**Problem requirements:**
Please return all lines from the records below that include the string "this".

**Exercise materials:**
....................
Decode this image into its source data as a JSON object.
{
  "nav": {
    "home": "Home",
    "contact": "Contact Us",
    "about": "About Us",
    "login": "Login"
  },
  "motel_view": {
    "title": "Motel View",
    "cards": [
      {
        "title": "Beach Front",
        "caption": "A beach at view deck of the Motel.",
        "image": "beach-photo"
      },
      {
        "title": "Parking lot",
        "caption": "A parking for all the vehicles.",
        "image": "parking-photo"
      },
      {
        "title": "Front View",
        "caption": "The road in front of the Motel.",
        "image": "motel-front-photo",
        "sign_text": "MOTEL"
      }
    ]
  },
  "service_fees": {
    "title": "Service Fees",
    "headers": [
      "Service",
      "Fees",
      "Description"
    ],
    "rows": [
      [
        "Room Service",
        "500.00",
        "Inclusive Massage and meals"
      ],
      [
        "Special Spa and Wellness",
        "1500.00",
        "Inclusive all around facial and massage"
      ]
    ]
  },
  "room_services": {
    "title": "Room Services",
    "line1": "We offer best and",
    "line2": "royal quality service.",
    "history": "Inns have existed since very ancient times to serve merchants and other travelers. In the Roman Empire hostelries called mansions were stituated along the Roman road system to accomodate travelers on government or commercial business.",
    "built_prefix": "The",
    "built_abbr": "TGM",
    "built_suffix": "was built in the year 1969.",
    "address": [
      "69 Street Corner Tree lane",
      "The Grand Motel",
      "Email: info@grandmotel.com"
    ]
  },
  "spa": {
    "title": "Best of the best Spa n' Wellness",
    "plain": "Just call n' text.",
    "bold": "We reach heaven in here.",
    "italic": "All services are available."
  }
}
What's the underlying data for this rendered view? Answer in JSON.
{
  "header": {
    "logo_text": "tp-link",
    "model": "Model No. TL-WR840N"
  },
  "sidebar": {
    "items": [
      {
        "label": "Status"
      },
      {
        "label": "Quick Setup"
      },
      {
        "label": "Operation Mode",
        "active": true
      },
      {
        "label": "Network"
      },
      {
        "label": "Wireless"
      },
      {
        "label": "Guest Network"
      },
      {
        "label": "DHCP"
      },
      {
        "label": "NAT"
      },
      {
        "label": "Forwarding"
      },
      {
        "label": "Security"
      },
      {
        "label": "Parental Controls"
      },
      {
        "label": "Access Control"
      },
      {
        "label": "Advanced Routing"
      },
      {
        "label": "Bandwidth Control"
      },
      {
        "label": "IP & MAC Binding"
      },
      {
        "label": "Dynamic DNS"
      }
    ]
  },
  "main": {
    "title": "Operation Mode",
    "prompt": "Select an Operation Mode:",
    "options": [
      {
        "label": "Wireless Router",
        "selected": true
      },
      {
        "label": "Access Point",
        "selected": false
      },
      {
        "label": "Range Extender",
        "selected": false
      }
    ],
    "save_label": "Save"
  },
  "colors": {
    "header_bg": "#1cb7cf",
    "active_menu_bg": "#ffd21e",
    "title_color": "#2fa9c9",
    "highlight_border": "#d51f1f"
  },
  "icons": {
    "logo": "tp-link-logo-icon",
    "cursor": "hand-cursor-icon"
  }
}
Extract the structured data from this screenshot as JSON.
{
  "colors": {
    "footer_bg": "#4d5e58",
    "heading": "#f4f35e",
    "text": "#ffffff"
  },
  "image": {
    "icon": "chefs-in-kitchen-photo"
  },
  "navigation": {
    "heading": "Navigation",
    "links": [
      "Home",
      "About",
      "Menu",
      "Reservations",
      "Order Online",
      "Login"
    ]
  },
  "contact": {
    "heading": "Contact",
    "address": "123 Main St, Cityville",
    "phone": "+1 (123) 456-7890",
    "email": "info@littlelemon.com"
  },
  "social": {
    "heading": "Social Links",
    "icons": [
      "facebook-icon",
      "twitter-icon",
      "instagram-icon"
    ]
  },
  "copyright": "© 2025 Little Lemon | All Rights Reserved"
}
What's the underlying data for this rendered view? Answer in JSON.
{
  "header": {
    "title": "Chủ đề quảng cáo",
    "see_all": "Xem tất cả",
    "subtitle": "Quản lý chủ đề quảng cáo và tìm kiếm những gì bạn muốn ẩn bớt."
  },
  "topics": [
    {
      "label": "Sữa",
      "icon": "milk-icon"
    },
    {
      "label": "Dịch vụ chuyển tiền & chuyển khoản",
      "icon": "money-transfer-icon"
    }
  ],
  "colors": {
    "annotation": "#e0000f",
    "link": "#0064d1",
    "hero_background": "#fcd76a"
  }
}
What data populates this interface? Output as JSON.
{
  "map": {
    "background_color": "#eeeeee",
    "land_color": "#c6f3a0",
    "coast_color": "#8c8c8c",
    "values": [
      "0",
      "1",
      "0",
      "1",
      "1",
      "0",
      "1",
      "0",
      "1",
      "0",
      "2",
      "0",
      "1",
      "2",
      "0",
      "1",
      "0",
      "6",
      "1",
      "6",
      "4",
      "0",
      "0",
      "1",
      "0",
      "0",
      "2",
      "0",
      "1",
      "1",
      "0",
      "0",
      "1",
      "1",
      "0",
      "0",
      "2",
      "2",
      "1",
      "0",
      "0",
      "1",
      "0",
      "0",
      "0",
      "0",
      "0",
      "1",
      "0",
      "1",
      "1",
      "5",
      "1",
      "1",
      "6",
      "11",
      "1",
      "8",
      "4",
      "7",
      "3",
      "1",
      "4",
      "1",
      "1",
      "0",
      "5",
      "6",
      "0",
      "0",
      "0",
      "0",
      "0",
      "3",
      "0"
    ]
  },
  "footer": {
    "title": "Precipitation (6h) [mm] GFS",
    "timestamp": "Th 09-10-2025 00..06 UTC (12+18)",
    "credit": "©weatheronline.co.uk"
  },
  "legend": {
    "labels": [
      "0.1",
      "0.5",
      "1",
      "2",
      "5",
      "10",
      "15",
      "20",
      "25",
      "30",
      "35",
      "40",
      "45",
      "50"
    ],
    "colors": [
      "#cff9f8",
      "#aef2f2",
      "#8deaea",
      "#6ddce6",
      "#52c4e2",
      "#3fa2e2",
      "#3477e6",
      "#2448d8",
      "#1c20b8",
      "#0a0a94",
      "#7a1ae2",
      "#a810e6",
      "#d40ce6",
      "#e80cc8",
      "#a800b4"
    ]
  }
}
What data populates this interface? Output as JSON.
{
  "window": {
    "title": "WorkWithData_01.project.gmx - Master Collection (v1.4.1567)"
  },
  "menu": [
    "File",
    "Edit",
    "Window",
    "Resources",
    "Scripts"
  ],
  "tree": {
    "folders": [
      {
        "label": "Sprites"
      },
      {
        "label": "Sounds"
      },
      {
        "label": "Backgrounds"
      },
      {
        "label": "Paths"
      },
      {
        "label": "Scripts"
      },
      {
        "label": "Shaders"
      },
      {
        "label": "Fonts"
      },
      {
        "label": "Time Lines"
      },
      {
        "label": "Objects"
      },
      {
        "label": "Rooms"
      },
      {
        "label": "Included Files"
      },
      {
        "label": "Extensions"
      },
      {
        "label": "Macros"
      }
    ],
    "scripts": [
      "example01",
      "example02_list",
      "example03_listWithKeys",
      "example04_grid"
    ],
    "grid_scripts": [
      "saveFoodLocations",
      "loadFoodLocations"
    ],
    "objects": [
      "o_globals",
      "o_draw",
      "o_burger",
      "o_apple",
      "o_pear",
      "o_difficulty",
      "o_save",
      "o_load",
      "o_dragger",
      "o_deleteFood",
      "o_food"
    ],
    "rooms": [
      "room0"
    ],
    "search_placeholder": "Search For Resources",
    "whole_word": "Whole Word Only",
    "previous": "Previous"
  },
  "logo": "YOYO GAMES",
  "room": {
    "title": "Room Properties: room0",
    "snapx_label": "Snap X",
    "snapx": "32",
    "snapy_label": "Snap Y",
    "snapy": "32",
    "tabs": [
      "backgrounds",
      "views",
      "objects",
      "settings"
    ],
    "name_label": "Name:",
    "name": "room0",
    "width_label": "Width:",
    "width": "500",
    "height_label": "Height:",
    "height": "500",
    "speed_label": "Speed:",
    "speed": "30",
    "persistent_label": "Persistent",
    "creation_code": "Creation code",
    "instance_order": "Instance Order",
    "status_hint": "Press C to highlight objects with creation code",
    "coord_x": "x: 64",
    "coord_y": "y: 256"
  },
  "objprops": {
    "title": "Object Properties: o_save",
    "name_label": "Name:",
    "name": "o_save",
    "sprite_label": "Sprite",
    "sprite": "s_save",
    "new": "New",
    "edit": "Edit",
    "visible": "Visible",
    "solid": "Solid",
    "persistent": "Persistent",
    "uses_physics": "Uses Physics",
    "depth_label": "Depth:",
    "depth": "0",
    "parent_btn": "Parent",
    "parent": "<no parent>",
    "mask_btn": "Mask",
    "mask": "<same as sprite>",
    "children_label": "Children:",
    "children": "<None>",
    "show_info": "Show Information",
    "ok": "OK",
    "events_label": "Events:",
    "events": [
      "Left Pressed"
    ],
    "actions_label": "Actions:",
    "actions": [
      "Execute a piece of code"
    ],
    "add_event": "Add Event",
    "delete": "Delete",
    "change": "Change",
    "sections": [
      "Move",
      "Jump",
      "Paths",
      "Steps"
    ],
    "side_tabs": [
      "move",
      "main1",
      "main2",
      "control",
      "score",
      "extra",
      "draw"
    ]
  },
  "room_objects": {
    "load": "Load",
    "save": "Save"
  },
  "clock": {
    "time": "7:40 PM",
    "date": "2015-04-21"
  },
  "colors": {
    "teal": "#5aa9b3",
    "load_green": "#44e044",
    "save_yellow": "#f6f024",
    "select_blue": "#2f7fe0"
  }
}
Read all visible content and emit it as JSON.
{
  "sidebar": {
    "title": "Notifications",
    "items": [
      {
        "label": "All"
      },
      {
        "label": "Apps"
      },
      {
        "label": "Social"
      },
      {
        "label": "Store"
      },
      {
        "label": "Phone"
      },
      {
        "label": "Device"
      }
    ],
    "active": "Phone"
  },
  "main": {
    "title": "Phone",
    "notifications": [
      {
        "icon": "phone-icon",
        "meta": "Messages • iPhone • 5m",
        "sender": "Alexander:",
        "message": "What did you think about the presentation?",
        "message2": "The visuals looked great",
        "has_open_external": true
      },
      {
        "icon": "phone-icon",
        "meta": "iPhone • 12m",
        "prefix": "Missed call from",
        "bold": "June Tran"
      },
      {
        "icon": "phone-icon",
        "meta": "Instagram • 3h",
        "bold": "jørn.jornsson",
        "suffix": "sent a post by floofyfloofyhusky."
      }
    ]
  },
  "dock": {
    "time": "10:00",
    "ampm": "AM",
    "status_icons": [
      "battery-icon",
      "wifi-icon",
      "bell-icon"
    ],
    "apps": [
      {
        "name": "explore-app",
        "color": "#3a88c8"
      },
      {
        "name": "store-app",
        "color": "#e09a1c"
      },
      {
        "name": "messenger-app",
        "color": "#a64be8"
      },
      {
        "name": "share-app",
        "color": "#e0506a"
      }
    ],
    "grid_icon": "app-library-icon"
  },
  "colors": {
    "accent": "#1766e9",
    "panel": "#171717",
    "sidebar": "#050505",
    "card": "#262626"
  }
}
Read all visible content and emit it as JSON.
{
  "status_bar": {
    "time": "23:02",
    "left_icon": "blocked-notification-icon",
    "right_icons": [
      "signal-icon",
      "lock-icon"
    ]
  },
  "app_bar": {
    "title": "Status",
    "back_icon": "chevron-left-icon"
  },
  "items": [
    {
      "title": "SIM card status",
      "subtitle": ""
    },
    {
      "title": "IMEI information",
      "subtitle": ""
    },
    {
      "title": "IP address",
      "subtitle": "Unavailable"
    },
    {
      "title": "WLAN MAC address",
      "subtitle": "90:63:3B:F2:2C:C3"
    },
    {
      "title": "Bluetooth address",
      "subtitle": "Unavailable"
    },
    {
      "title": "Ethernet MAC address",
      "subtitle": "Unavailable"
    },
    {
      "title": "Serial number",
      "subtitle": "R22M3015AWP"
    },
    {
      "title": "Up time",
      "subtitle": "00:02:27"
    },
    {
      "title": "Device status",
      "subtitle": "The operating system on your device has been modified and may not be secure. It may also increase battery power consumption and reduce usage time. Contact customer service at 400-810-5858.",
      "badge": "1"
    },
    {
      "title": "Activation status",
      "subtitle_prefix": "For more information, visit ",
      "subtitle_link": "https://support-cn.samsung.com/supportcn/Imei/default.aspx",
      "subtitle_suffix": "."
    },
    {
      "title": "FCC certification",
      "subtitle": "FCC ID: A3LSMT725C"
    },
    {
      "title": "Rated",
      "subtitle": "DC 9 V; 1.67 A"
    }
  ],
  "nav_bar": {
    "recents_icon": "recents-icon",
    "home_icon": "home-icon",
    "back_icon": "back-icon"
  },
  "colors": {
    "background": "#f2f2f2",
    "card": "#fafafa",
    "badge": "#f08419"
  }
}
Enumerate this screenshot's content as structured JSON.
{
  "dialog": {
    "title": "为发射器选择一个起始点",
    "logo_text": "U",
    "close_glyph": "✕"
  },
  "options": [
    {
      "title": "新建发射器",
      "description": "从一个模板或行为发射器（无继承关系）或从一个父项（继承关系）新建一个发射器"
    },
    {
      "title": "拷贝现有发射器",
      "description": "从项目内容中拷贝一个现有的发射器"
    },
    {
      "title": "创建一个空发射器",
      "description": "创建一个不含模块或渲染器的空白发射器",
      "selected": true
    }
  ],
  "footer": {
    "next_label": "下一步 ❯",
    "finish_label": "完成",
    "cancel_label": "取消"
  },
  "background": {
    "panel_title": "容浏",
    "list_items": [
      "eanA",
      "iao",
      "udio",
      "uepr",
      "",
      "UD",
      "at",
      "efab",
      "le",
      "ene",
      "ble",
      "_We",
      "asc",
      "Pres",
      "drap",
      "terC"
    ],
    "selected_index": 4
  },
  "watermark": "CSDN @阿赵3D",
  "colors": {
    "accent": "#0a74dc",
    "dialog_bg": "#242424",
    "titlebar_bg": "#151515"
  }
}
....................
**Solved problem:**
Decode this image into its source data as a JSON object.
What's the underlying data for this rendered view? Answer in JSON.
Extract the structured data from this screenshot as JSON.
What's the underlying data for this rendered view? Answer in JSON.
What data populates this interface? Output as JSON.
What data populates this interface? Output as JSON.
Enumerate this screenshot's content as structured JSON.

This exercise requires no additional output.